FCAAIA Notes: Cow’s milk is an essential source of protein, fat, calcium, and vitamin D for young children. This is not the first study to identify cow’s milk allergy as a risk for nutrient deficiency. Other sources are available, but many alternative sources of vitamin D and calcium (fortified soy or rice milk for example) might not have adequate amounts of fat. The fat in whole milk is important for peripheral nerve development and most pediatricians recommend that children drink whole milk until 2-3 years old. Speak with your pediatrician to make sure your milk allergic child is getting adequate nutrition. Continue reading
FCAAIA Notes: FPIES is a potentially severe reaction to a food that cannot be identified by any test other than what happens with ingestion. Therefore, a detailed history by an astute clinican is essential. The condition is most common in infants and may last for at least a year. Milk and soy are common triggers, but numerous other foods including cereal grains can trigger the syndrome.
Food protein induced enteropathy has some overlap features with FPIES. Continue reading
FCAAIA Notes: This is a very nice and concise review of the features and treatments of anaphylaxis. If you have any interest in the condition, you should read it.
(Source: http://www.medscape.com/viewarticle/829228_1 October 9, 2014. Adapted from J Emerg Med. 2014;47(2):182-187.. For Medscape articles: User name: FCAAIA, Password: Allergies)
Background: Anaphylaxis is the quintessential critical illness in emergency medicine. Symptoms are rapid in onset and death can occur within minutes. Continue reading
FCAAIA Notes: Medications are the most common cause of fatal anaphylaxis in adults. But, food is probably still the most common cause in children. Why? Probably a few reasons. First, adults generally take more medications than children. Also, intravenous or injected medications are a greater risk than oral medications. Adults are more likely to get IV medications than are children. Finally, food allergy is more common in children than adults.
Unfortunately, allergic reactions commonly occur without prior knowledge Continue reading
FCAAIA Notes: It is generally accepted that during pregnancy, one third of women with asthma improve, on-third stay the same and one-third worsen. There tends to be improved control as the woman approaches term. Outcomes tend to be the same from pregnancy to pregnancy. Many women feel they must stop all their medications during pregnancy. In fact, some are told to stop all their medications. However, poorly controlled asthma is a much greater risk to mother and fetus than are the medications used to control asthma.

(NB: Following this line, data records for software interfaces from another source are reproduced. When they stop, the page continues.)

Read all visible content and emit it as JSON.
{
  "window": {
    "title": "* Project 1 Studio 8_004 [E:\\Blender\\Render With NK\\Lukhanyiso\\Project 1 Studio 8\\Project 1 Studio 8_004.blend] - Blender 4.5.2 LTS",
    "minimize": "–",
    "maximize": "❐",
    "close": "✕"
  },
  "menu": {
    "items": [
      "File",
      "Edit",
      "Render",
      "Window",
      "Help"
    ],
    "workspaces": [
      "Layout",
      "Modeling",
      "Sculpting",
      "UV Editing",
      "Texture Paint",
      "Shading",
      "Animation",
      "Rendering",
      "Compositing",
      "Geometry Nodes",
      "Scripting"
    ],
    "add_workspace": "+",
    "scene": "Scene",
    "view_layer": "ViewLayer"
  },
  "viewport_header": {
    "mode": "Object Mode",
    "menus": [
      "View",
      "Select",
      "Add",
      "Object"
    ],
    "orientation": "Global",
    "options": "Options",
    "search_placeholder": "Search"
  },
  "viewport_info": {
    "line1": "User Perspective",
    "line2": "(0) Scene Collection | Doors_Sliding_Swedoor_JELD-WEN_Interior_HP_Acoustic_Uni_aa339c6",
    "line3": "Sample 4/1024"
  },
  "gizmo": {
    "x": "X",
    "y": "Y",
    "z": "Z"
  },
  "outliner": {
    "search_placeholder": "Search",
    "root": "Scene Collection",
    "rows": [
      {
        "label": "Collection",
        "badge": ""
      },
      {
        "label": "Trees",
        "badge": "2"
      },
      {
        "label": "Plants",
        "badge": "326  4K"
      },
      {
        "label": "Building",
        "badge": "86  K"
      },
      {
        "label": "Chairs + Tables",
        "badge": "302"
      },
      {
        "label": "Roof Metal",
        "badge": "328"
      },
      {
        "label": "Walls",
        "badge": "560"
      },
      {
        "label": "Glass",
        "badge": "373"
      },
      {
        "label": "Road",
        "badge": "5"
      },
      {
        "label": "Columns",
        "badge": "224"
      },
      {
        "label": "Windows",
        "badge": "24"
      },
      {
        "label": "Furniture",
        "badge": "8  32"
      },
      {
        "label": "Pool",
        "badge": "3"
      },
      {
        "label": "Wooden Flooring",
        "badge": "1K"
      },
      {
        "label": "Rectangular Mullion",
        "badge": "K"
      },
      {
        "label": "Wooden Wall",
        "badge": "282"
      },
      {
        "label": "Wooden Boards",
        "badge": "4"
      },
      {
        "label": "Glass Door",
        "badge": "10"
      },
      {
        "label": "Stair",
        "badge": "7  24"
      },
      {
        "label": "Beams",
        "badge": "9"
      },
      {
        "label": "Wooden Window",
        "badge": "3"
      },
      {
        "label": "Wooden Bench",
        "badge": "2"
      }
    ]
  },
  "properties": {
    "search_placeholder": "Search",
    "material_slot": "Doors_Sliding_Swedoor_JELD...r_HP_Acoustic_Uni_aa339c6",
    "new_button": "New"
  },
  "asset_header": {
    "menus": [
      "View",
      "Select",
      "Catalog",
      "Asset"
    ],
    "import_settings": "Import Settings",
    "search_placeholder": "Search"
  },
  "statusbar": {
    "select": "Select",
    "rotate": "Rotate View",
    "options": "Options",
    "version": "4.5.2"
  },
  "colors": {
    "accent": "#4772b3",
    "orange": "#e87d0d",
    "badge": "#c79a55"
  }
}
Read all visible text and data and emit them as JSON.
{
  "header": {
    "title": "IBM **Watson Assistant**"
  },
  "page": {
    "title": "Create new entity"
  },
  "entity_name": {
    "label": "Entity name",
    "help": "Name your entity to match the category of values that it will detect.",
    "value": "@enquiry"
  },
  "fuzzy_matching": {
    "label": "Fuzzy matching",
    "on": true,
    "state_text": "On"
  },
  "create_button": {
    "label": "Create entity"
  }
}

As with all patients, we aim to control asthma with as little medication as it takes to do so. While we have preferences for some medication over others, most asthma medications pose no increased risk to the pregnancy.
If you are pregnant and ANYONE other than your allergist tells you to stop your medications, check with your allergist before doing so. Continue reading